● **Task statement**: Every entry in the listing is to be reproduced exactly.
Material supplied START
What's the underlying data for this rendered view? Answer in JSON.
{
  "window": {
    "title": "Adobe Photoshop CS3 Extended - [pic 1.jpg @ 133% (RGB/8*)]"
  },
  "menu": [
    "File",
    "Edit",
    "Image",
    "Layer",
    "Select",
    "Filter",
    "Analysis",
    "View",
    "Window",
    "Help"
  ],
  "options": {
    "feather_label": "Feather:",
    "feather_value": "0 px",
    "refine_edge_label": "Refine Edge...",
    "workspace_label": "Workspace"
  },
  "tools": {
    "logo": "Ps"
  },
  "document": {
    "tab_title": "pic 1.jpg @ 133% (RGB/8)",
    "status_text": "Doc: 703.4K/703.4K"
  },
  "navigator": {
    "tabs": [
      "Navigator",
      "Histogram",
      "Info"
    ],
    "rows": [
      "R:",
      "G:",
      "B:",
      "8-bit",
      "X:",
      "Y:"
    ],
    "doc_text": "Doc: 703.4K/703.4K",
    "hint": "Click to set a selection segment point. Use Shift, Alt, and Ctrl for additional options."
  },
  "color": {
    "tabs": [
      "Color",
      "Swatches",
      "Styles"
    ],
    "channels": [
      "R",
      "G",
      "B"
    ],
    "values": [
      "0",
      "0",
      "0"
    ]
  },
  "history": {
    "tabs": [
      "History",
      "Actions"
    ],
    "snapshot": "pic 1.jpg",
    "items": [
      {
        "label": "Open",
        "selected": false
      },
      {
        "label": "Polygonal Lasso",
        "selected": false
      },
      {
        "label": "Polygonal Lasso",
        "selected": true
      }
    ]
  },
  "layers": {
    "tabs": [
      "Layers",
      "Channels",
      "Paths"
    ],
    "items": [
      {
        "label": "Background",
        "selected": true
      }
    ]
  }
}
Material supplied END
● **The completed task**:
What's the underlying data for this rendered view? Answer in JSON.
{
  "window": {
    "title": "Adobe Photoshop CS3 Extended - [pic 1.jpg @ 133% (RGB/8*)]"
  },
  "menu": [
    "File",
    "Edit",
    "Image",
    "Layer",
    "Select",
    "Filter",
    "Analysis",
    "View",
    "Window",
    "Help"
  ],
  "options": {
    "feather_label": "Feather:",
    "feather_value": "0 px",
    "refine_edge_label": "Refine Edge...",
    "workspace_label": "Workspace"
  },
  "tools": {
    "logo": "Ps"
  },
  "document": {
    "tab_title": "pic 1.jpg @ 133% (RGB/8)",
    "status_text": "Doc: 703.4K/703.4K"
  },
  "navigator": {
    "tabs": [
      "Navigator",
      "Histogram",
      "Info"
    ],
    "rows": [
      "R:",
      "G:",
      "B:",
      "8-bit",
      "X:",
      "Y:"
    ],
    "doc_text": "Doc: 703.4K/703.4K",
    "hint": "Click to set a selection segment point. Use Shift, Alt, and Ctrl for additional options."
  },
  "color": {
    "tabs": [
      "Color",
      "Swatches",
      "Styles"
    ],
    "channels": [
      "R",
      "G",
      "B"
    ],
    "values": [
      "0",
      "0",
      "0"
    ]
  },
  "history": {
    "tabs": [
      "History",
      "Actions"
    ],
    "snapshot": "pic 1.jpg",
    "items": [
      {
        "label": "Open",
        "selected": false
      },
      {
        "label": "Polygonal Lasso",
        "selected": false
      },
      {
        "label": "Polygonal Lasso",
        "selected": true
      }
    ]
  },
  "layers": {
    "tabs": [
      "Layers",
      "Channels",
      "Paths"
    ],
    "items": [
      {
        "label": "Background",
        "selected": true
      }
    ]
  }
}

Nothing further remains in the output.